- _Work order_
Starting at the first line and ending at the last, repeat the material word for word.

---

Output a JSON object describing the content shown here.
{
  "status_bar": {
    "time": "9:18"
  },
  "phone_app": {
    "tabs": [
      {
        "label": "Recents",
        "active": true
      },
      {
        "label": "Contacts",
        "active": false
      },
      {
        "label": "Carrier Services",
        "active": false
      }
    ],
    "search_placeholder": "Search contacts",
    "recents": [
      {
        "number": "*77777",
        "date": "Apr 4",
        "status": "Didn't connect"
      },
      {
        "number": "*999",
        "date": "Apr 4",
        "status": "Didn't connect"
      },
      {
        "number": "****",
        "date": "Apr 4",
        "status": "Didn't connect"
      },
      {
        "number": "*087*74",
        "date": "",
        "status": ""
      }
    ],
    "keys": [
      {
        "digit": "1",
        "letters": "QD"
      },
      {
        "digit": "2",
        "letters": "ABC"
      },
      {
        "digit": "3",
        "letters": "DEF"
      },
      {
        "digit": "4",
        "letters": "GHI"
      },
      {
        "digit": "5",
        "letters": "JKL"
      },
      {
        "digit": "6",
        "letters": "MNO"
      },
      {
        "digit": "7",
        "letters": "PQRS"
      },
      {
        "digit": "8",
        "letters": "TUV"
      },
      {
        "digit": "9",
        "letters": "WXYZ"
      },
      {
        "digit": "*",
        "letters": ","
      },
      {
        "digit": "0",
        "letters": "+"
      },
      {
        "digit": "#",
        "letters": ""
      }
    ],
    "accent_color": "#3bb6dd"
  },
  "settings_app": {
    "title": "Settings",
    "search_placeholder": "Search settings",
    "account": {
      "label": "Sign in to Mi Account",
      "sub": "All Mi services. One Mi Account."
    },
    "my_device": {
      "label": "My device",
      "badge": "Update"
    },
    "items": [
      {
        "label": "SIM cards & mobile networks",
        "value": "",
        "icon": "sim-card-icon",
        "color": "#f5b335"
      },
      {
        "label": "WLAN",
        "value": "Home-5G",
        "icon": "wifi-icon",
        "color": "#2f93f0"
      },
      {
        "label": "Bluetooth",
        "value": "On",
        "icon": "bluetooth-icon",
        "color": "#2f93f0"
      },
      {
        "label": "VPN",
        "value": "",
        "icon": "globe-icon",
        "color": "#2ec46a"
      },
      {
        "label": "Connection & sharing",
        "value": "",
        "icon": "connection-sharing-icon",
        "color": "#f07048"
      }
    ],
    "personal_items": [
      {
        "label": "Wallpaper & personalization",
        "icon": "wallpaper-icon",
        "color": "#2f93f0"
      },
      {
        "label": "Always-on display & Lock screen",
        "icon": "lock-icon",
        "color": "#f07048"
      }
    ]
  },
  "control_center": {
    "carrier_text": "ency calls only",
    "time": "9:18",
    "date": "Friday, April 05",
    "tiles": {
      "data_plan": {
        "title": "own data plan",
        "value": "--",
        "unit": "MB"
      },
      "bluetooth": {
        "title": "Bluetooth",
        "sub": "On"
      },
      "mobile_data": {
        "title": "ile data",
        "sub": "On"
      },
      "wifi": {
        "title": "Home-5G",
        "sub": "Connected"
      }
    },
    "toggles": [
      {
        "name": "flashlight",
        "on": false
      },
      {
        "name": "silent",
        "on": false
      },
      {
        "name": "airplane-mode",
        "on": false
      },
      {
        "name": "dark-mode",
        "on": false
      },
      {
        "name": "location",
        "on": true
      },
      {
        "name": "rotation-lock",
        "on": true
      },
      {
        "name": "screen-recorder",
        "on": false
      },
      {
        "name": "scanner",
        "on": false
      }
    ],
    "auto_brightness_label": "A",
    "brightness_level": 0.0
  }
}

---

- _Completed exercise_
Output a JSON object describing the content shown here.
{
  "status_bar": {
    "time": "9:18"
  },
  "phone_app": {
    "tabs": [
      {
        "label": "Recents",
        "active": true
      },
      {
        "label": "Contacts",
        "active": false
      },
      {
        "label": "Carrier Services",
        "active": false
      }
    ],
    "search_placeholder": "Search contacts",
    "recents": [
      {
        "number": "*77777",
        "date": "Apr 4",
        "status": "Didn't connect"
      },
      {
        "number": "*999",
        "date": "Apr 4",
        "status": "Didn't connect"
      },
      {
        "number": "****",
        "date": "Apr 4",
        "status": "Didn't connect"
      },
      {
        "number": "*087*74",
        "date": "",
        "status": ""
      }
    ],
    "keys": [
      {
        "digit": "1",
        "letters": "QD"
      },
      {
        "digit": "2",
        "letters": "ABC"
      },
      {
        "digit": "3",
        "letters": "DEF"
      },
      {
        "digit": "4",
        "letters": "GHI"
      },
      {
        "digit": "5",
        "letters": "JKL"
      },
      {
        "digit": "6",
        "letters": "MNO"
      },
      {
        "digit": "7",
        "letters": "PQRS"
      },
      {
        "digit": "8",
        "letters": "TUV"
      },
      {
        "digit": "9",
        "letters": "WXYZ"
      },
      {
        "digit": "*",
        "letters": ","
      },
      {
        "digit": "0",
        "letters": "+"
      },
      {
        "digit": "#",
        "letters": ""
      }
    ],
    "accent_color": "#3bb6dd"
  },
  "settings_app": {
    "title": "Settings",
    "search_placeholder": "Search settings",
    "account": {
      "label": "Sign in to Mi Account",
      "sub": "All Mi services. One Mi Account."
    },
    "my_device": {
      "label": "My device",
      "badge": "Update"
    },
    "items": [
      {
        "label": "SIM cards & mobile networks",
        "value": "",
        "icon": "sim-card-icon",
        "color": "#f5b335"
      },
      {
        "label": "WLAN",
        "value": "Home-5G",
        "icon": "wifi-icon",
        "color": "#2f93f0"
      },
      {
        "label": "Bluetooth",
        "value": "On",
        "icon": "bluetooth-icon",
        "color": "#2f93f0"
      },
      {
        "label": "VPN",
        "value": "",
        "icon": "globe-icon",
        "color": "#2ec46a"
      },
      {
        "label": "Connection & sharing",
        "value": "",
        "icon": "connection-sharing-icon",
        "color": "#f07048"
      }
    ],
    "personal_items": [
      {
        "label": "Wallpaper & personalization",
        "icon": "wallpaper-icon",
        "color": "#2f93f0"
      },
      {
        "label": "Always-on display & Lock screen",
        "icon": "lock-icon",
        "color": "#f07048"
      }
    ]
  },
  "control_center": {
    "carrier_text": "ency calls only",
    "time": "9:18",
    "date": "Friday, April 05",
    "tiles": {
      "data_plan": {
        "title": "own data plan",
        "value": "--",
        "unit": "MB"
      },
      "bluetooth": {
        "title": "Bluetooth",
        "sub": "On"
      },
      "mobile_data": {
        "title": "ile data",
        "sub": "On"
      },
      "wifi": {
        "title": "Home-5G",
        "sub": "Connected"
      }
    },
    "toggles": [
      {
        "name": "flashlight",
        "on": false
      },
      {
        "name": "silent",
        "on": false
      },
      {
        "name": "airplane-mode",
        "on": false
      },
      {
        "name": "dark-mode",
        "on": false
      },
      {
        "name": "location",
        "on": true
      },
      {
        "name": "rotation-lock",
        "on": true
      },
      {
        "name": "screen-recorder",
        "on": false
      },
      {
        "name": "scanner",
        "on": false
      }
    ],
    "auto_brightness_label": "A",
    "brightness_level": 0.0
  }
}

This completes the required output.